■ Exercise prompt
Exactly as written, print out each entry in the data, with no pictures.

Extracted records section start

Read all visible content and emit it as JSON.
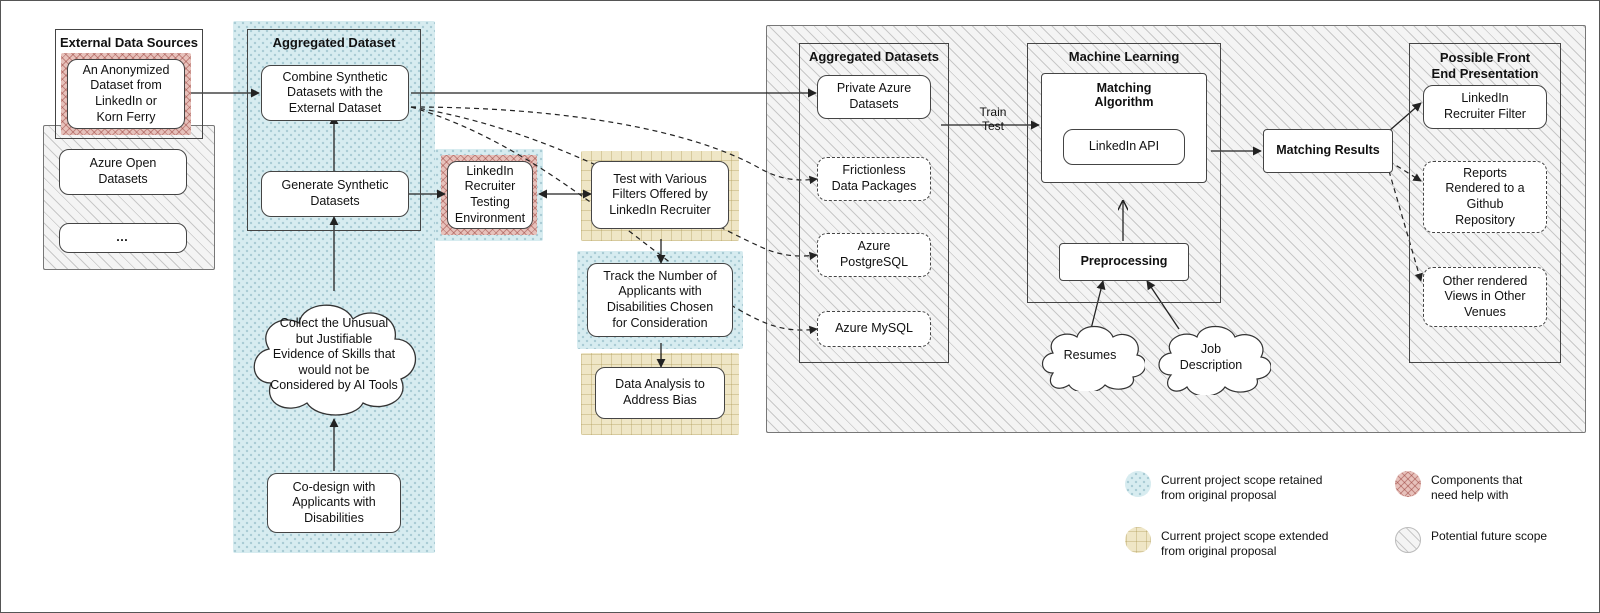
{
  "headers": {
    "externalSources": "External Data Sources",
    "aggregatedDataset": "Aggregated Dataset",
    "aggregatedDatasets": "Aggregated Datasets",
    "machineLearning": "Machine Learning",
    "frontEnd": "Possible Front\nEnd Presentation"
  },
  "nodes": {
    "anonDataset": "An Anonymized\nDataset from\nLinkedIn or\nKorn Ferry",
    "azureOpen": "Azure Open\nDatasets",
    "ellipsis": "…",
    "combine": "Combine Synthetic\nDatasets with the\nExternal Dataset",
    "generate": "Generate Synthetic\nDatasets",
    "recruiterEnv": "LinkedIn\nRecruiter\nTesting\nEnvironment",
    "collectCloud": "Collect the Unusual\nbut Justifiable\nEvidence of Skills that\nwould not be\nConsidered by AI Tools",
    "codesign": "Co-design with\nApplicants with\nDisabilities",
    "testFilters": "Test with Various\nFilters Offered by\nLinkedIn Recruiter",
    "trackNumber": "Track the Number of\nApplicants with\nDisabilities Chosen\nfor Consideration",
    "dataAnalysis": "Data Analysis to\nAddress Bias",
    "privateAzure": "Private Azure\nDatasets",
    "frictionless": "Frictionless\nData Packages",
    "azurePg": "Azure\nPostgreSQL",
    "azureMysql": "Azure MySQL",
    "matchingAlgo": "Matching\nAlgorithm",
    "linkedinApi": "LinkedIn API",
    "preprocessing": "Preprocessing",
    "resumesCloud": "Resumes",
    "jobDescCloud": "Job\nDescription",
    "matchingResults": "Matching Results",
    "recruiterFilter": "LinkedIn\nRecruiter Filter",
    "reportsGithub": "Reports\nRendered to a\nGithub\nRepository",
    "otherViews": "Other rendered\nViews in Other\nVenues"
  },
  "edges": {
    "trainTest": "Train\nTest"
  },
  "legend": {
    "blue": "Current project scope retained\nfrom original proposal",
    "yellow": "Current project scope extended\nfrom original proposal",
    "red": "Components that\nneed help with",
    "grey": "Potential future scope"
  }
}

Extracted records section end

■ Solution
Read all visible content and emit it as JSON.
{
  "headers": {
    "externalSources": "External Data Sources",
    "aggregatedDataset": "Aggregated Dataset",
    "aggregatedDatasets": "Aggregated Datasets",
    "machineLearning": "Machine Learning",
    "frontEnd": "Possible Front\nEnd Presentation"
  },
  "nodes": {
    "anonDataset": "An Anonymized\nDataset from\nLinkedIn or\nKorn Ferry",
    "azureOpen": "Azure Open\nDatasets",
    "ellipsis": "…",
    "combine": "Combine Synthetic\nDatasets with the\nExternal Dataset",
    "generate": "Generate Synthetic\nDatasets",
    "recruiterEnv": "LinkedIn\nRecruiter\nTesting\nEnvironment",
    "collectCloud": "Collect the Unusual\nbut Justifiable\nEvidence of Skills that\nwould not be\nConsidered by AI Tools",
    "codesign": "Co-design with\nApplicants with\nDisabilities",
    "testFilters": "Test with Various\nFilters Offered by\nLinkedIn Recruiter",
    "trackNumber": "Track the Number of\nApplicants with\nDisabilities Chosen\nfor Consideration",
    "dataAnalysis": "Data Analysis to\nAddress Bias",
    "privateAzure": "Private Azure\nDatasets",
    "frictionless": "Frictionless\nData Packages",
    "azurePg": "Azure\nPostgreSQL",
    "azureMysql": "Azure MySQL",
    "matchingAlgo": "Matching\nAlgorithm",
    "linkedinApi": "LinkedIn API",
    "preprocessing": "Preprocessing",
    "resumesCloud": "Resumes",
    "jobDescCloud": "Job\nDescription",
    "matchingResults": "Matching Results",
    "recruiterFilter": "LinkedIn\nRecruiter Filter",
    "reportsGithub": "Reports\nRendered to a\nGithub\nRepository",
    "otherViews": "Other rendered\nViews in Other\nVenues"
  },
  "edges": {
    "trainTest": "Train\nTest"
  },
  "legend": {
    "blue": "Current project scope retained\nfrom original proposal",
    "yellow": "Current project scope extended\nfrom original proposal",
    "red": "Components that\nneed help with",
    "grey": "Potential future scope"
  }
}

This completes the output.